    1. Airbus will stop production of that aircraft next year in 2021. It’s known as a “super jumbo,” large and comfortable. However, its size is both its best characteristic and its worst. Loads of room and perks aboard, but the fuel and maintenance costs are huge. Four giant engines and loads of other moving parts, to say nothing of the many seats, all of which require cleaning and repair. Most airlines find them too expensive to run, so Airbus will soon stop building them.

  9. I have travelled to Australia by train. It was worse, plus we had a boiler catch fire in our carriage in the middle of Siberia. We had been crammed in with trader’s goods. Let’s just say I am cured of my desire for long adventurous train journeys. I would love to do it by sea one day

    1. Yikes! That’s awful! I bet you have been cured! 😳
The only long train journeys I’ve done have been in Europe and Canada and for the most part, they were really great, especially the European ones. I like sea travel, but my stomach is really stable and I don’t get motion sick. I’ve seen it happen to others though.

  10. I believe that as people we ought to be respectful of the already “cramped” space, as you pointed out. I never recline for that very reason, coupled with the fact that I am tall and do not wish to put anyone else out. A child kicking your seat from the back is another point of contention.
    Love the topic.

    1. Thank you. 🙂

      A child kicking – yes, I forgot about that one! Then there are the children who start running around, but that doesn’t have anything to do with reclining.

      My husband is tall – 190.5 – and for the most part finds flying difficult. I always make sure he’s at least on an aisle. But he gets really squished if the person ahead reclines the seat.

      It’s all about being respectful to each other, especially when the conditions aren’t ideal.

      1. To be raised even more valid points. The world at large seems only consumed with themselves.
        Then there is the compulsory bathroom flyer! Constantly easing out the rows with their bum in your face as they go by. Lol

I'd love to hear what you have to say!

Fill in your details below or click an icon to log in:

WordPress.com Logo

You are commenting using your WordPress.com account. Log Out /  Change )

Google photo

You are commenting using your Google account. Log Out /  Change )

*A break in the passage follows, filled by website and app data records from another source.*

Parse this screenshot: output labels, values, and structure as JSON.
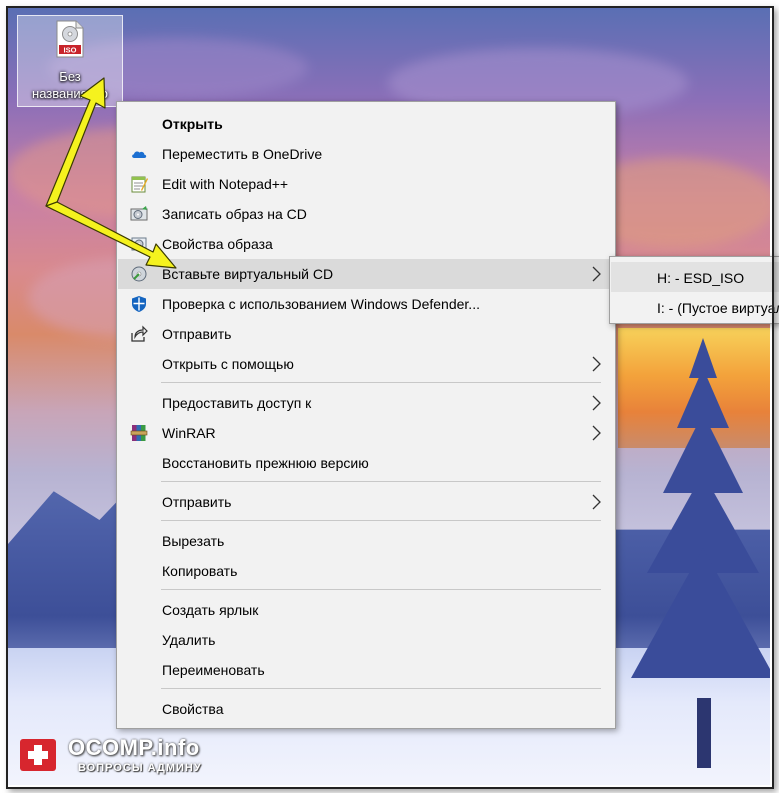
{
  "desktop": {
    "icon": {
      "line1": "Без",
      "line2": "названия.iso",
      "badge": "ISO"
    }
  },
  "menu": {
    "items": [
      {
        "label": "Открыть",
        "bold": true,
        "icon": "none"
      },
      {
        "label": "Переместить в OneDrive",
        "icon": "onedrive-icon"
      },
      {
        "label": "Edit with Notepad++",
        "icon": "notepad-plus-plus-icon"
      },
      {
        "label": "Записать образ на CD",
        "icon": "burn-disc-icon"
      },
      {
        "label": "Свойства образа",
        "icon": "image-properties-icon"
      },
      {
        "label": "Вставьте виртуальный CD",
        "icon": "virtual-cd-icon",
        "submenu": true,
        "highlighted": true
      },
      {
        "label": "Проверка с использованием Windows Defender...",
        "icon": "windows-defender-icon"
      },
      {
        "label": "Отправить",
        "icon": "share-icon"
      },
      {
        "label": "Открыть с помощью",
        "icon": "none",
        "submenu": true
      },
      {
        "label": "Предоставить доступ к",
        "icon": "none",
        "submenu": true
      },
      {
        "label": "WinRAR",
        "icon": "winrar-icon",
        "submenu": true
      },
      {
        "label": "Восстановить прежнюю версию",
        "icon": "none"
      },
      {
        "label": "Отправить",
        "icon": "none",
        "submenu": true
      },
      {
        "label": "Вырезать",
        "icon": "none"
      },
      {
        "label": "Копировать",
        "icon": "none"
      },
      {
        "label": "Создать ярлык",
        "icon": "none"
      },
      {
        "label": "Удалить",
        "icon": "none"
      },
      {
        "label": "Переименовать",
        "icon": "none"
      },
      {
        "label": "Свойства",
        "icon": "none"
      }
    ]
  },
  "submenu": {
    "items": [
      {
        "label": "H: - ESD_ISO",
        "highlighted": true
      },
      {
        "label": "I: - (Пустое виртуальный CD)"
      }
    ]
  },
  "watermark": {
    "title": "OCOMP.info",
    "subtitle": "ВОПРОСЫ АДМИНУ"
  },
  "colors": {
    "menu_bg": "#f2f2f2",
    "menu_highlight": "#dadada",
    "arrow": "#f5f21e",
    "watermark_red": "#d7262e"
  }
}
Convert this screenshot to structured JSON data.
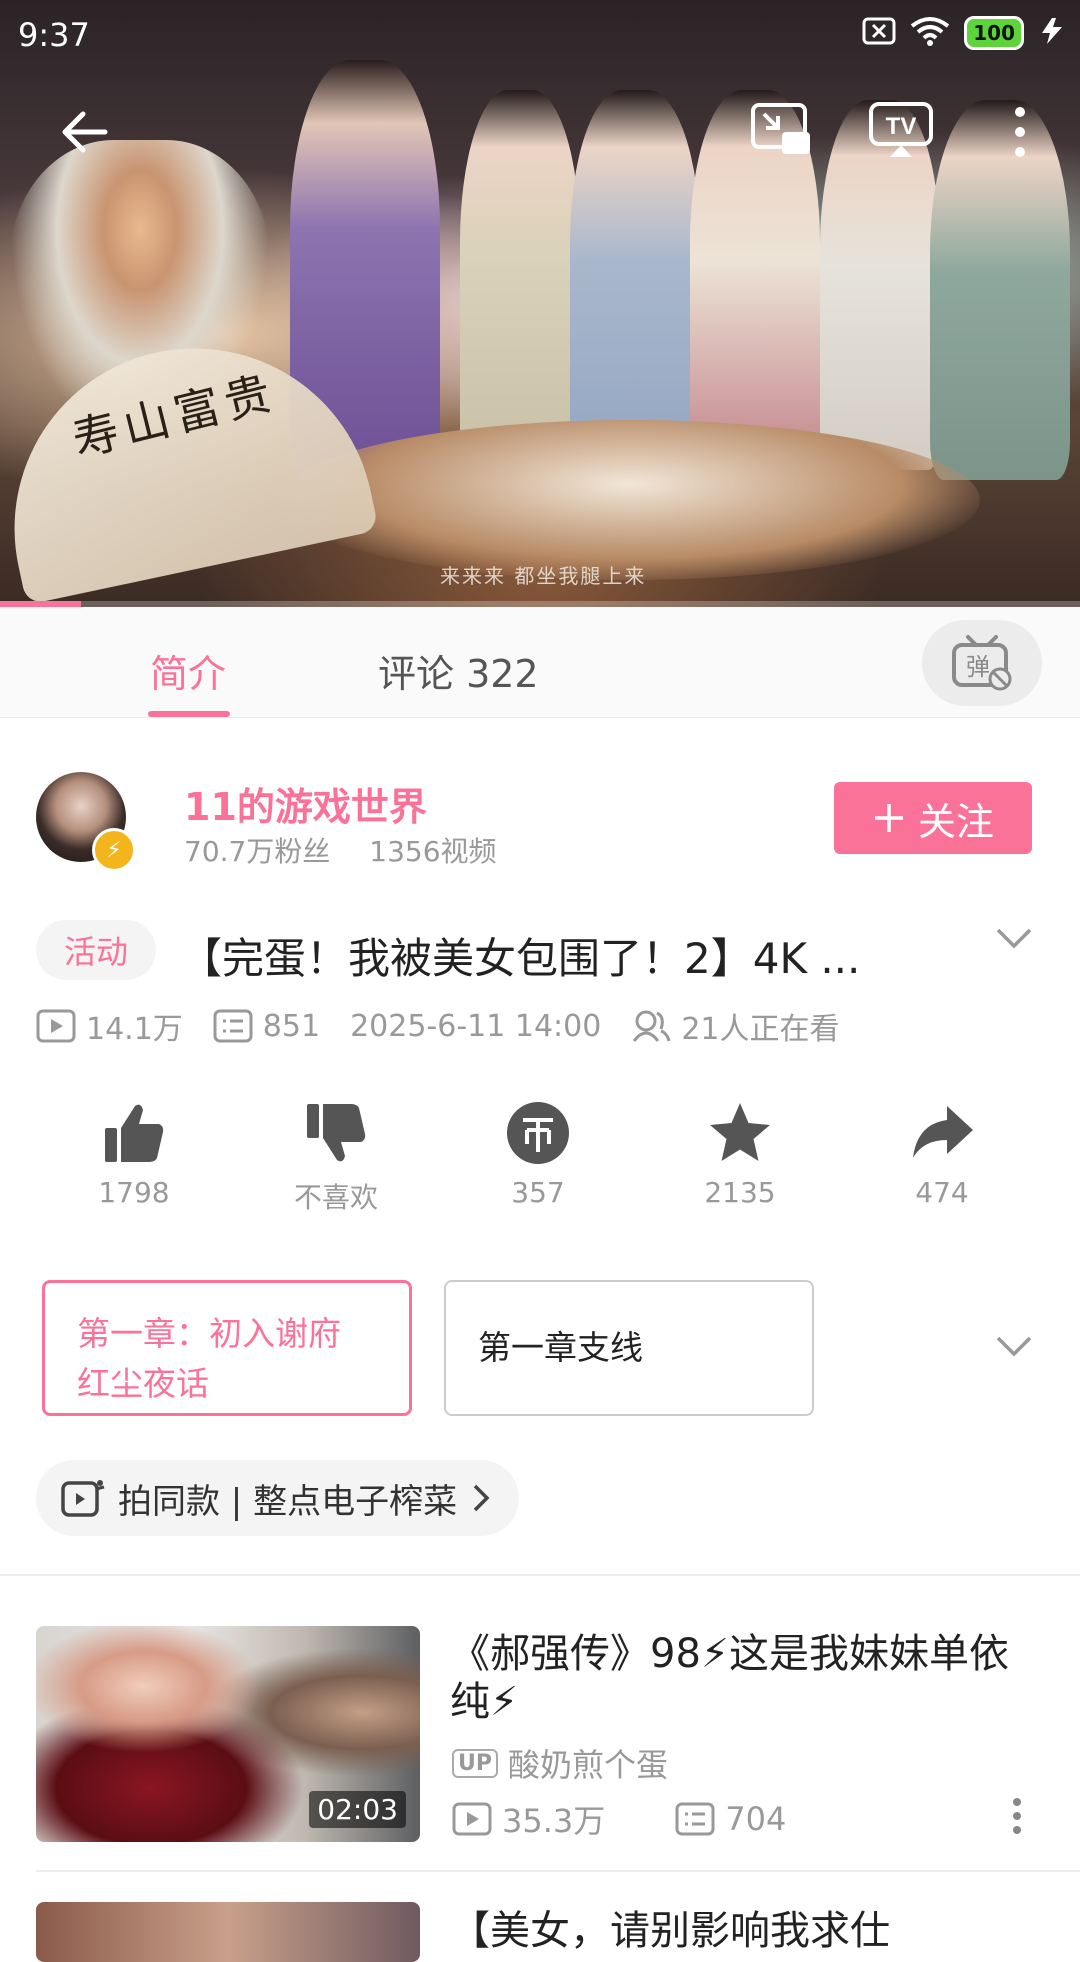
{
  "status_bar": {
    "time": "9:37",
    "battery": "100"
  },
  "player": {
    "progress": 0.075,
    "subtitle": "来来来 都坐我腿上来",
    "fan_text": "寿山富贵"
  },
  "tabs": [
    {
      "label": "简介"
    },
    {
      "label": "评论 322"
    }
  ],
  "uploader": {
    "name": "11的游戏世界",
    "followers": "70.7万粉丝",
    "videos": "1356视频",
    "follow_label": "关注"
  },
  "video": {
    "tag": "活动",
    "title": "【完蛋！我被美女包围了！2】4K ...",
    "views": "14.1万",
    "danmaku": "851",
    "date": "2025-6-11 14:00",
    "watching": "21人正在看"
  },
  "actions": [
    {
      "icon": "thumbs-up-icon",
      "label": "1798"
    },
    {
      "icon": "thumbs-down-icon",
      "label": "不喜欢"
    },
    {
      "icon": "coin-icon",
      "label": "357"
    },
    {
      "icon": "star-icon",
      "label": "2135"
    },
    {
      "icon": "share-icon",
      "label": "474"
    }
  ],
  "episodes": [
    {
      "label": "第一章：初入谢府 红尘夜话",
      "selected": true
    },
    {
      "label": "第一章支线",
      "selected": false
    }
  ],
  "shoot_same": {
    "label": "拍同款 | 整点电子榨菜"
  },
  "recommendations": [
    {
      "title": "《郝强传》98⚡这是我妹妹单依纯⚡",
      "author": "酸奶煎个蛋",
      "up_tag": "UP",
      "duration": "02:03",
      "views": "35.3万",
      "danmaku": "704"
    },
    {
      "title": "【美女，请别影响我求仕"
    }
  ],
  "colors": {
    "accent": "#fb7299",
    "muted": "#999999"
  }
}
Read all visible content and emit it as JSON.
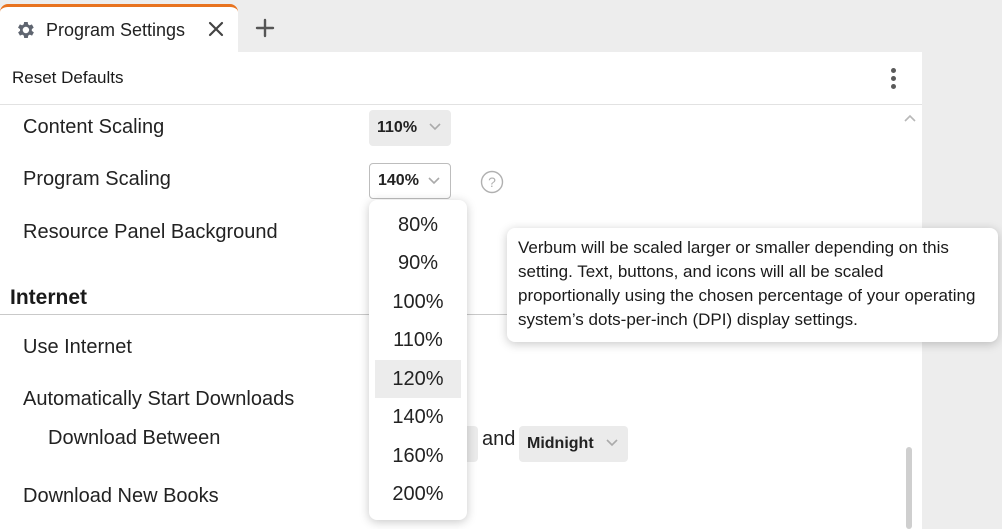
{
  "tab": {
    "title": "Program Settings",
    "icon": "gear-icon",
    "accent": "#e8731f"
  },
  "toolbar": {
    "reset_label": "Reset Defaults"
  },
  "settings": {
    "content_scaling": {
      "label": "Content Scaling",
      "value": "110%"
    },
    "program_scaling": {
      "label": "Program Scaling",
      "value": "140%"
    },
    "resource_panel_background": {
      "label": "Resource Panel Background"
    }
  },
  "internet": {
    "heading": "Internet",
    "use_internet": {
      "label": "Use Internet"
    },
    "auto_start_downloads": {
      "label": "Automatically Start Downloads"
    },
    "download_between": {
      "label": "Download Between",
      "joiner": "and",
      "end_value": "Midnight"
    },
    "download_new_books": {
      "label": "Download New Books"
    }
  },
  "dropdown": {
    "options": [
      "80%",
      "90%",
      "100%",
      "110%",
      "120%",
      "140%",
      "160%",
      "200%"
    ],
    "highlighted": "120%"
  },
  "tooltip": {
    "text": "Verbum will be scaled larger or smaller depending on this setting. Text, buttons, and icons will all be scaled proportionally using the chosen percentage of your operating system’s dots-per-inch (DPI) display settings."
  }
}
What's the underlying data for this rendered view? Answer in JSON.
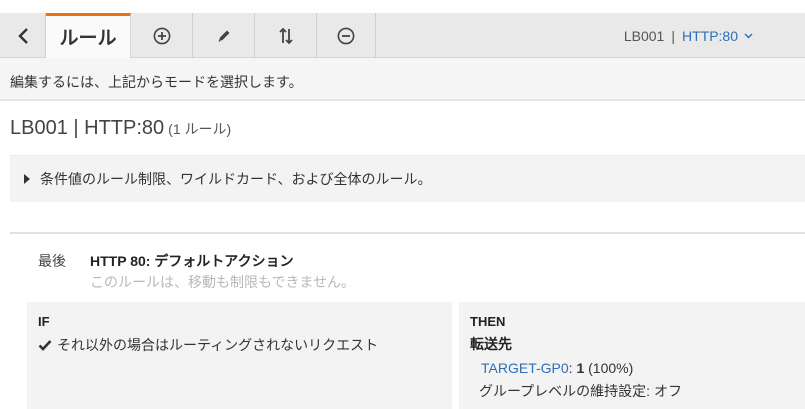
{
  "toolbar": {
    "back_icon": "chevron-left-icon",
    "active_tab": "ルール",
    "add_icon": "plus-circle-icon",
    "edit_icon": "pencil-icon",
    "reorder_icon": "sort-arrows-icon",
    "delete_icon": "minus-circle-icon",
    "load_balancer": "LB001",
    "separator": "|",
    "listener": "HTTP:80",
    "accent_color": "#ec7211",
    "link_color": "#2e6fb5"
  },
  "hint": "編集するには、上記からモードを選択します。",
  "header": {
    "title": "LB001 | HTTP:80",
    "rule_count": "(1 ルール)"
  },
  "expander": {
    "label": "条件値のルール制限、ワイルドカード、および全体のルール。"
  },
  "rule": {
    "order": "最後",
    "name": "HTTP 80: デフォルトアクション",
    "note": "このルールは、移動も制限もできません。",
    "if": {
      "heading": "IF",
      "condition": "それ以外の場合はルーティングされないリクエスト"
    },
    "then": {
      "heading": "THEN",
      "action": "転送先",
      "target_group": "TARGET-GP0",
      "target_sep": ": ",
      "weight": "1",
      "percent": " (100%)",
      "stickiness": "グループレベルの維持設定: オフ"
    }
  }
}
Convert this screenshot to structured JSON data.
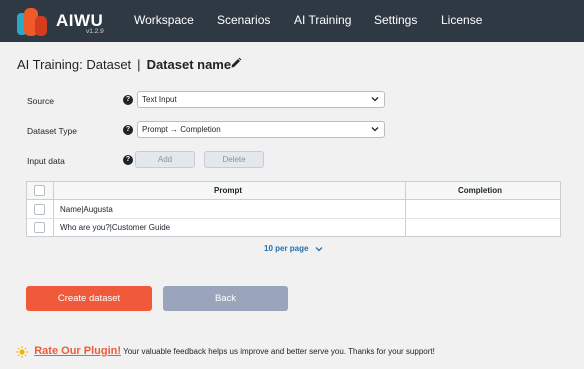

Twitter picture

You are commenting using your Twitter account. Log Out /  Change )

Facebook photo

You are commenting using your Facebook account. Log Out /  Change )

Connecting to %s